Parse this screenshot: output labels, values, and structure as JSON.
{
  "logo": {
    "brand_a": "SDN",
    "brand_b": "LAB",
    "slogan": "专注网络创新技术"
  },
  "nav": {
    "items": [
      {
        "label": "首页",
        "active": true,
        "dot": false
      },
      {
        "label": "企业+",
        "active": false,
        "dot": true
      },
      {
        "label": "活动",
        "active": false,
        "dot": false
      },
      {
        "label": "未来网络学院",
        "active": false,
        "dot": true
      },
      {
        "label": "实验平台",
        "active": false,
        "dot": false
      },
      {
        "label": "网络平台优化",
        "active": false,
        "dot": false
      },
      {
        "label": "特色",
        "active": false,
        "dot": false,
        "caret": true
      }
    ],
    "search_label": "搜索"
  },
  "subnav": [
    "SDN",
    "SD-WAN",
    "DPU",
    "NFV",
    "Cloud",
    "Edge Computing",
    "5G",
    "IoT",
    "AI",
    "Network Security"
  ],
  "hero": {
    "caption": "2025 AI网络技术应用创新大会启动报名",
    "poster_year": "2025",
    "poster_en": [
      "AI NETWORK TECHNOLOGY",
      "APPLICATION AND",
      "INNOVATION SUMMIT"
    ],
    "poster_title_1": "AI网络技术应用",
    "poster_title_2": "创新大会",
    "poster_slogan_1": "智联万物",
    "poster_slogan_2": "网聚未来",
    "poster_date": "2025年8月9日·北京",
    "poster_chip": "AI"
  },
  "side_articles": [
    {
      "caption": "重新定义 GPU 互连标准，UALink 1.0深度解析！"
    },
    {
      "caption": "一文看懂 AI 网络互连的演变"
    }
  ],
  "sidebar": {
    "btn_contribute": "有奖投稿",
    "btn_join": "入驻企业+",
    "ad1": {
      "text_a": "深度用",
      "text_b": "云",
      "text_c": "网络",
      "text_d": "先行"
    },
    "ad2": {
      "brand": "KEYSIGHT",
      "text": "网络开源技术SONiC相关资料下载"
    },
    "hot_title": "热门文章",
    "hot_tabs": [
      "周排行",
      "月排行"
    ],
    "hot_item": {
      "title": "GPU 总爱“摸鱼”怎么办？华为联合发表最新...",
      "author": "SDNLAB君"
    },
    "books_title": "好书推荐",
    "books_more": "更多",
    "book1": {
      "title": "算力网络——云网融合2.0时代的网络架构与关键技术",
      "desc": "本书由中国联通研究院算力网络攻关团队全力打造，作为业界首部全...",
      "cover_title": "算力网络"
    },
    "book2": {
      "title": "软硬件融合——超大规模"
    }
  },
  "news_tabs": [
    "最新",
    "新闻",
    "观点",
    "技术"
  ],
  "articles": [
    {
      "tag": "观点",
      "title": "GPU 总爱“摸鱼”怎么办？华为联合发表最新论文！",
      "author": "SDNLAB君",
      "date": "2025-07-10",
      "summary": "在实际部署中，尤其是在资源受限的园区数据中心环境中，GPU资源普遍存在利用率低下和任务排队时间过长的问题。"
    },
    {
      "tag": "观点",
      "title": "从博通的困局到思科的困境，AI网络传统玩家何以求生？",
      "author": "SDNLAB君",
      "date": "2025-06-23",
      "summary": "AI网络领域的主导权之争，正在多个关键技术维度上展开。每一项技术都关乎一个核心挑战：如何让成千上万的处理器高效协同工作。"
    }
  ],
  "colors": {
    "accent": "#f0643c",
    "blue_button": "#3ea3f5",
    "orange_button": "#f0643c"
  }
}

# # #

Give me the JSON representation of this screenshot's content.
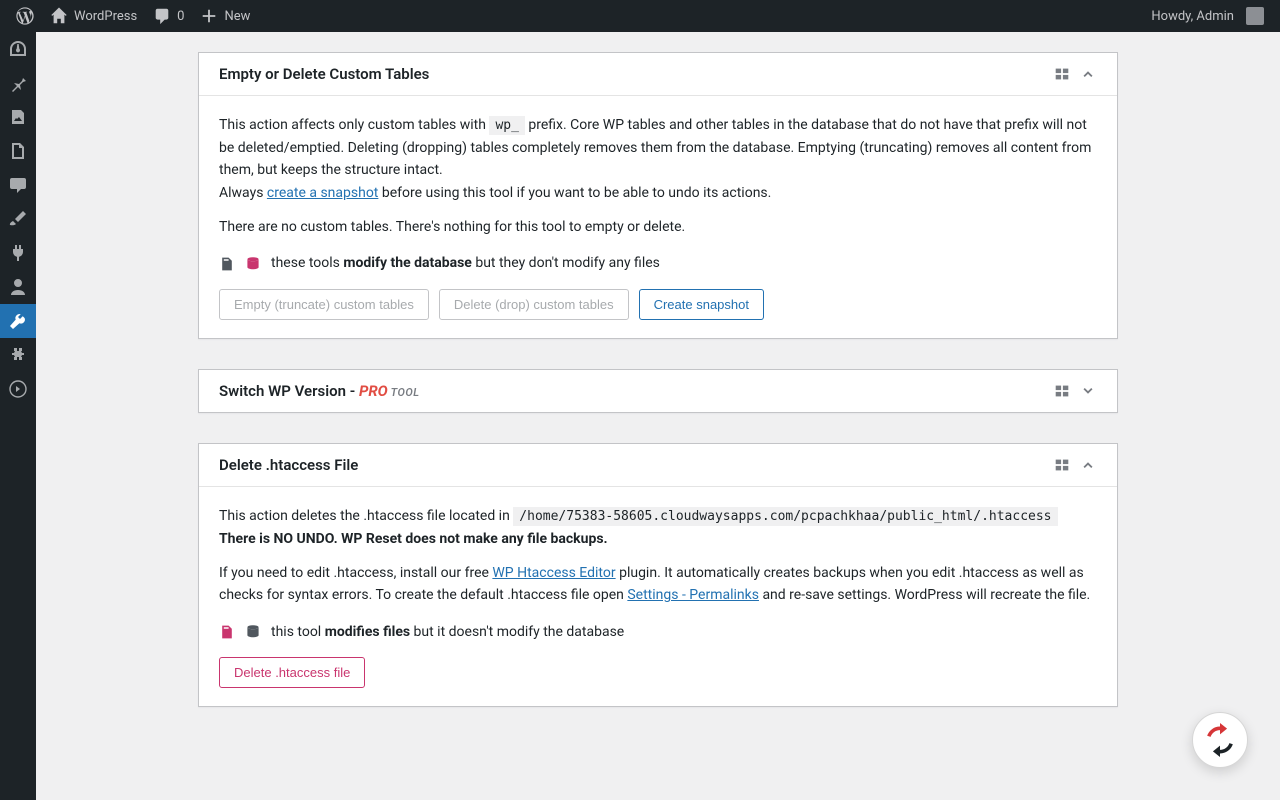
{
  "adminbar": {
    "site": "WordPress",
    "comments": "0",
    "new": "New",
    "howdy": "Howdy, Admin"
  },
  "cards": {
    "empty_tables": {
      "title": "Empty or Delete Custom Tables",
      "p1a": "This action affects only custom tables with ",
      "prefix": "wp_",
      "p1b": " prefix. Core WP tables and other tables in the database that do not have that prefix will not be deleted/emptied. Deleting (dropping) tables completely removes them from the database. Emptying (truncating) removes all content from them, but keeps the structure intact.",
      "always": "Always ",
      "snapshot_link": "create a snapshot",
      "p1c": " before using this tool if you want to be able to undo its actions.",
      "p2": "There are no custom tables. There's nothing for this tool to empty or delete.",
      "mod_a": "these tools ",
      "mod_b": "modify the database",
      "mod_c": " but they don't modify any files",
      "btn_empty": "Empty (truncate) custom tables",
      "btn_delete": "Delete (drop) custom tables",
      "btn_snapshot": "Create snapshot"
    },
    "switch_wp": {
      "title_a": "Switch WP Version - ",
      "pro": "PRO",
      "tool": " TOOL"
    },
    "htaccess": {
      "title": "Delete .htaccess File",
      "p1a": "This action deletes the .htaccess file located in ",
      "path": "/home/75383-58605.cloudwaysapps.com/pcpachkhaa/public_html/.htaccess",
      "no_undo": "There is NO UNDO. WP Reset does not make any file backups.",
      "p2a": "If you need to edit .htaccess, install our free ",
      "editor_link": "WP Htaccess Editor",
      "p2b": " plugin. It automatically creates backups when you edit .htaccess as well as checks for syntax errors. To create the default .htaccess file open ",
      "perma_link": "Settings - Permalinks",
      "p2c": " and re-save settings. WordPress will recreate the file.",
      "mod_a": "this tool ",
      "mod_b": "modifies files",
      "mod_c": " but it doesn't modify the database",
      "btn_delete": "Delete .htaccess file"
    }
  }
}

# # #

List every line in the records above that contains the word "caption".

    "caption": "2025 AI网络技术应用创新大会启动报名",
      "caption": "重新定义 GPU 互连标准，UALink 1.0深度解析！"
      "caption": "一文看懂 AI 网络互连的演变"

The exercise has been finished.